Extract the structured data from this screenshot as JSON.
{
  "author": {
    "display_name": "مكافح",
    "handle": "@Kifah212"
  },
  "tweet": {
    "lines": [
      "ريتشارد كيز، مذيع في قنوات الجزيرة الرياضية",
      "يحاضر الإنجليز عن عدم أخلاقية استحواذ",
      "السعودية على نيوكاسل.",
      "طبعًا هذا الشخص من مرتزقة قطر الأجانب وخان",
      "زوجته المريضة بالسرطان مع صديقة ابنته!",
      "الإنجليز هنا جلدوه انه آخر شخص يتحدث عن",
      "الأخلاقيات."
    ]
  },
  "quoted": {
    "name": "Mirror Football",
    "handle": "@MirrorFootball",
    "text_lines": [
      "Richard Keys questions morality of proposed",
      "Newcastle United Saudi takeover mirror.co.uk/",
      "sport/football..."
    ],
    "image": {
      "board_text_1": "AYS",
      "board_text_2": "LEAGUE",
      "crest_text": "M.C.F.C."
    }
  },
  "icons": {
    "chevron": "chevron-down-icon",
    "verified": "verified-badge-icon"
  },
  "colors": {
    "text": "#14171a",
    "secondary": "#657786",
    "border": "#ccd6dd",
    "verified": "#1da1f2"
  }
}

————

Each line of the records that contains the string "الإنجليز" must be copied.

- _TASK OUTPUT_
      "يحاضر الإنجليز عن عدم أخلاقية استحواذ",
      "الإنجليز هنا جلدوه انه آخر شخص يتحدث عن",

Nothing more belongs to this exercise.